Once upon a time, not so very far away, the Baron Rothschild had a bit of an accident when six of his imported menagerie escaped from the confines of his estate at Tring. With bulbous black eyes and sharp claws, the Baron could only imagine what he had unwittingly unleashed upon the countryside. For scampering away into the wilds of the Chilterns, were a handful of funny looking creatures, not quite dormouse, not quite squirrel. They called it the glisglis.
The glisglis has a funny history. Once upon a time, in Roman settlements across the world, the glisglis was considered rather a special and rare delicacy. In fact, its meat was considered so uncommonly tasty they would keep them in terracotta gliaria (unpatented, prototype hamster cages), fatten them up with cheeses and grapes and then, when its body made its eyes look small, they would cook them up and eat them.
Should you not believe me, I’ve tracked down an actual translated recipe for the Roman Dish, Glires (aka, Stuffed Dormouse): Dormouse ‘is stuffed with a forcemeat of pork and small pieces of dormouse meat trimmings, all pounded with pepper, nuts, laser, broth. Put the dormouse thus stuffed in an earthen casserole, roast it in the oven, or boil it in the stock pot.’ Read more details here…
Admittedly, you might be hardpressed to find yourself one of the oddballs to cook up in London, but, as it happens (hence the theme of this blog) we have just recently discovered that one of the little critters is living in my house in Beaconsfield. We call him Totter.
Whilst the thought of throwing Totter in a casserole would never appeal to me, it could, in some minds, epitomise the concept of a Lazy Cook (grab some critters from the attic and chuck’em in a stew). However, that Roman dish should NOT to be confused with the delicious and far more appetising (and quite frankly, simpler) recipes in The Lazy Cook’s Family Favourites, by Mo Smith – which I spotted on the A&B homepage this morning (on offer this month).

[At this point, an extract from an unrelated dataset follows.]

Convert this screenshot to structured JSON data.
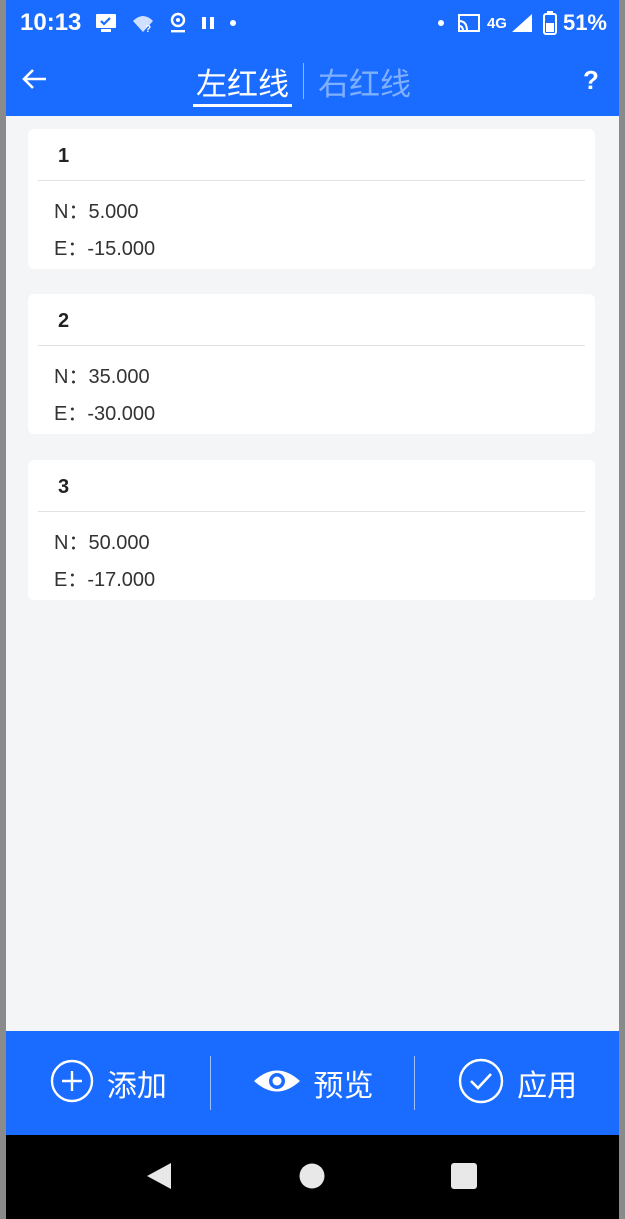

I’ll be leaving Totter alone, leaving the Romans to their delicacies, and sticking to Mo’s recipes, thank you very much.
Harriet Allner, currently doing work experience at A&B